[What is being asked]:
If a line in the entries below includes the string "diff", copy it out.

[Data for processing]:
════

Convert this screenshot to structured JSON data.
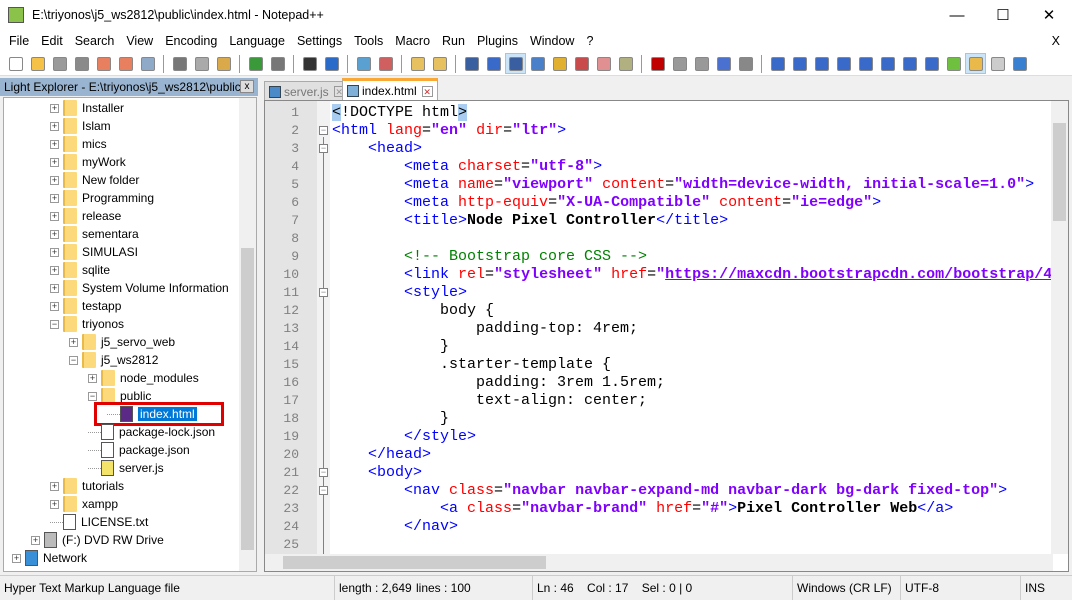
{
  "window": {
    "title": "E:\\triyonos\\j5_ws2812\\public\\index.html - Notepad++",
    "minimize": "—",
    "maximize": "☐",
    "close": "✕"
  },
  "menu": {
    "items": [
      "File",
      "Edit",
      "Search",
      "View",
      "Encoding",
      "Language",
      "Settings",
      "Tools",
      "Macro",
      "Run",
      "Plugins",
      "Window",
      "?"
    ],
    "close_doc": "X"
  },
  "toolbar": {
    "icons": [
      {
        "name": "new-file",
        "color": "#ffffff"
      },
      {
        "name": "open-file",
        "color": "#f5c146"
      },
      {
        "name": "save",
        "color": "#9a9a9a"
      },
      {
        "name": "save-all",
        "color": "#8a8a8a"
      },
      {
        "name": "close",
        "color": "#e88060"
      },
      {
        "name": "close-all",
        "color": "#e88060"
      },
      {
        "name": "print",
        "color": "#8fa9c9"
      },
      "|",
      {
        "name": "cut",
        "color": "#777777"
      },
      {
        "name": "copy",
        "color": "#aaaaaa"
      },
      {
        "name": "paste",
        "color": "#d9a94a"
      },
      "|",
      {
        "name": "undo",
        "color": "#3a9a3a"
      },
      {
        "name": "redo",
        "color": "#777777"
      },
      "|",
      {
        "name": "find",
        "color": "#333333"
      },
      {
        "name": "replace",
        "color": "#2a6ac9"
      },
      "|",
      {
        "name": "zoom-in",
        "color": "#5aa0d0"
      },
      {
        "name": "zoom-out",
        "color": "#d06060"
      },
      "|",
      {
        "name": "sync-vertical",
        "color": "#e7c060"
      },
      {
        "name": "sync-horizontal",
        "color": "#e7c060"
      },
      "|",
      {
        "name": "word-wrap",
        "color": "#3a5fa0"
      },
      {
        "name": "show-all-characters",
        "color": "#3a6ac9"
      },
      {
        "name": "indent-guide",
        "color": "#3a5fa0",
        "active": true
      },
      {
        "name": "user-defined-language",
        "color": "#4a80c9"
      },
      {
        "name": "document-map",
        "color": "#e2b030"
      },
      {
        "name": "function-list",
        "color": "#c94a4a"
      },
      {
        "name": "folder-as-workspace",
        "color": "#e09090"
      },
      {
        "name": "monitoring",
        "color": "#b0b080"
      },
      "|",
      {
        "name": "record-macro",
        "color": "#c00000"
      },
      {
        "name": "stop-recording",
        "color": "#999999"
      },
      {
        "name": "play-macro",
        "color": "#999999"
      },
      {
        "name": "run-macro-multiple",
        "color": "#4a70d0"
      },
      {
        "name": "save-macro",
        "color": "#888888"
      },
      "|",
      {
        "name": "bookmark",
        "color": "#3a6ac9"
      },
      {
        "name": "compare",
        "color": "#3a6ac9"
      },
      {
        "name": "compare-clear",
        "color": "#3a6ac9"
      },
      {
        "name": "first-diff",
        "color": "#3a6ac9"
      },
      {
        "name": "previous-diff",
        "color": "#3a6ac9"
      },
      {
        "name": "next-diff",
        "color": "#3a6ac9"
      },
      {
        "name": "last-diff",
        "color": "#3a6ac9"
      },
      {
        "name": "diff-bar",
        "color": "#3a6ac9"
      },
      {
        "name": "blocks",
        "color": "#70c040"
      },
      {
        "name": "light-explorer",
        "color": "#e9b949",
        "active": true
      },
      {
        "name": "file-list",
        "color": "#cccccc"
      },
      {
        "name": "preview",
        "color": "#3a80d0"
      }
    ]
  },
  "explorer": {
    "title": "Light Explorer - E:\\triyonos\\j5_ws2812\\public\\",
    "close": "x",
    "items": [
      {
        "label": "Installer",
        "level": 3,
        "type": "folder",
        "expander": "+"
      },
      {
        "label": "Islam",
        "level": 3,
        "type": "folder",
        "expander": "+"
      },
      {
        "label": "mics",
        "level": 3,
        "type": "folder",
        "expander": "+"
      },
      {
        "label": "myWork",
        "level": 3,
        "type": "folder",
        "expander": "+"
      },
      {
        "label": "New folder",
        "level": 3,
        "type": "folder",
        "expander": "+"
      },
      {
        "label": "Programming",
        "level": 3,
        "type": "folder",
        "expander": "+"
      },
      {
        "label": "release",
        "level": 3,
        "type": "folder",
        "expander": "+"
      },
      {
        "label": "sementara",
        "level": 3,
        "type": "folder",
        "expander": "+"
      },
      {
        "label": "SIMULASI",
        "level": 3,
        "type": "folder",
        "expander": "+"
      },
      {
        "label": "sqlite",
        "level": 3,
        "type": "folder",
        "expander": "+"
      },
      {
        "label": "System Volume Information",
        "level": 3,
        "type": "folder",
        "expander": "+"
      },
      {
        "label": "testapp",
        "level": 3,
        "type": "folder",
        "expander": "+"
      },
      {
        "label": "triyonos",
        "level": 3,
        "type": "folder",
        "expander": "−"
      },
      {
        "label": "j5_servo_web",
        "level": 4,
        "type": "folder",
        "expander": "+"
      },
      {
        "label": "j5_ws2812",
        "level": 4,
        "type": "folder",
        "expander": "−"
      },
      {
        "label": "node_modules",
        "level": 5,
        "type": "folder",
        "expander": "+"
      },
      {
        "label": "public",
        "level": 5,
        "type": "folder",
        "expander": "−"
      },
      {
        "label": "index.html",
        "level": 6,
        "type": "html",
        "selected": true
      },
      {
        "label": "package-lock.json",
        "level": 5,
        "type": "json"
      },
      {
        "label": "package.json",
        "level": 5,
        "type": "json"
      },
      {
        "label": "server.js",
        "level": 5,
        "type": "js"
      },
      {
        "label": "tutorials",
        "level": 3,
        "type": "folder",
        "expander": "+"
      },
      {
        "label": "xampp",
        "level": 3,
        "type": "folder",
        "expander": "+"
      },
      {
        "label": "LICENSE.txt",
        "level": 3,
        "type": "text"
      },
      {
        "label": "(F:) DVD RW Drive",
        "level": 2,
        "type": "drive",
        "expander": "+"
      },
      {
        "label": "Network",
        "level": 1,
        "type": "network",
        "expander": "+"
      }
    ]
  },
  "tabs": [
    {
      "label": "server.js",
      "active": false
    },
    {
      "label": "index.html",
      "active": true
    }
  ],
  "editor": {
    "lines": [
      [
        [
          "bm",
          "<"
        ],
        [
          "d",
          "!DOCTYPE html"
        ],
        [
          "bm",
          ">"
        ]
      ],
      [
        [
          "t",
          "<html"
        ],
        [
          "a",
          " lang"
        ],
        [
          "p",
          "="
        ],
        [
          "v",
          "\"en\""
        ],
        [
          "a",
          " dir"
        ],
        [
          "p",
          "="
        ],
        [
          "v",
          "\"ltr\""
        ],
        [
          "t",
          ">"
        ]
      ],
      [
        [
          "p",
          "    "
        ],
        [
          "t",
          "<head>"
        ]
      ],
      [
        [
          "p",
          "        "
        ],
        [
          "t",
          "<meta"
        ],
        [
          "a",
          " charset"
        ],
        [
          "p",
          "="
        ],
        [
          "v",
          "\"utf-8\""
        ],
        [
          "t",
          ">"
        ]
      ],
      [
        [
          "p",
          "        "
        ],
        [
          "t",
          "<meta"
        ],
        [
          "a",
          " name"
        ],
        [
          "p",
          "="
        ],
        [
          "v",
          "\"viewport\""
        ],
        [
          "a",
          " content"
        ],
        [
          "p",
          "="
        ],
        [
          "v",
          "\"width=device-width, initial-scale=1.0\""
        ],
        [
          "t",
          ">"
        ]
      ],
      [
        [
          "p",
          "        "
        ],
        [
          "t",
          "<meta"
        ],
        [
          "a",
          " http-equiv"
        ],
        [
          "p",
          "="
        ],
        [
          "v",
          "\"X-UA-Compatible\""
        ],
        [
          "a",
          " content"
        ],
        [
          "p",
          "="
        ],
        [
          "v",
          "\"ie=edge\""
        ],
        [
          "t",
          ">"
        ]
      ],
      [
        [
          "p",
          "        "
        ],
        [
          "t",
          "<title>"
        ],
        [
          "x",
          "Node Pixel Controller"
        ],
        [
          "t",
          "</title>"
        ]
      ],
      [],
      [
        [
          "p",
          "        "
        ],
        [
          "c",
          "<!-- Bootstrap core CSS -->"
        ]
      ],
      [
        [
          "p",
          "        "
        ],
        [
          "t",
          "<link"
        ],
        [
          "a",
          " rel"
        ],
        [
          "p",
          "="
        ],
        [
          "v",
          "\"stylesheet\""
        ],
        [
          "a",
          " href"
        ],
        [
          "p",
          "="
        ],
        [
          "v",
          "\""
        ],
        [
          "u",
          "https://maxcdn.bootstrapcdn.com/bootstrap/4"
        ]
      ],
      [
        [
          "p",
          "        "
        ],
        [
          "t",
          "<style>"
        ]
      ],
      [
        [
          "p",
          "            body {"
        ]
      ],
      [
        [
          "p",
          "                padding-top: 4rem;"
        ]
      ],
      [
        [
          "p",
          "            }"
        ]
      ],
      [
        [
          "p",
          "            .starter-template {"
        ]
      ],
      [
        [
          "p",
          "                padding: 3rem 1.5rem;"
        ]
      ],
      [
        [
          "p",
          "                text-align: center;"
        ]
      ],
      [
        [
          "p",
          "            }"
        ]
      ],
      [
        [
          "p",
          "        "
        ],
        [
          "t",
          "</style>"
        ]
      ],
      [
        [
          "p",
          "    "
        ],
        [
          "t",
          "</head>"
        ]
      ],
      [
        [
          "p",
          "    "
        ],
        [
          "t",
          "<body>"
        ]
      ],
      [
        [
          "p",
          "        "
        ],
        [
          "t",
          "<nav"
        ],
        [
          "a",
          " class"
        ],
        [
          "p",
          "="
        ],
        [
          "v",
          "\"navbar navbar-expand-md navbar-dark bg-dark fixed-top\""
        ],
        [
          "t",
          ">"
        ]
      ],
      [
        [
          "p",
          "            "
        ],
        [
          "t",
          "<a"
        ],
        [
          "a",
          " class"
        ],
        [
          "p",
          "="
        ],
        [
          "v",
          "\"navbar-brand\""
        ],
        [
          "a",
          " href"
        ],
        [
          "p",
          "="
        ],
        [
          "v",
          "\"#\""
        ],
        [
          "t",
          ">"
        ],
        [
          "x",
          "Pixel Controller Web"
        ],
        [
          "t",
          "</a>"
        ]
      ],
      [
        [
          "p",
          "        "
        ],
        [
          "t",
          "</nav>"
        ]
      ],
      []
    ],
    "fold_lines": [
      2,
      3,
      11,
      21,
      22
    ]
  },
  "status": {
    "file_type": "Hyper Text Markup Language file",
    "length": "length : 2,649",
    "lines": "lines : 100",
    "position": "Ln : 46    Col : 17    Sel : 0 | 0",
    "eol": "Windows (CR LF)",
    "encoding": "UTF-8",
    "mode": "INS"
  }
}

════

[Worked solution]:
        "name": "first-diff",
        "name": "previous-diff",
        "name": "next-diff",
        "name": "last-diff",
        "name": "diff-bar",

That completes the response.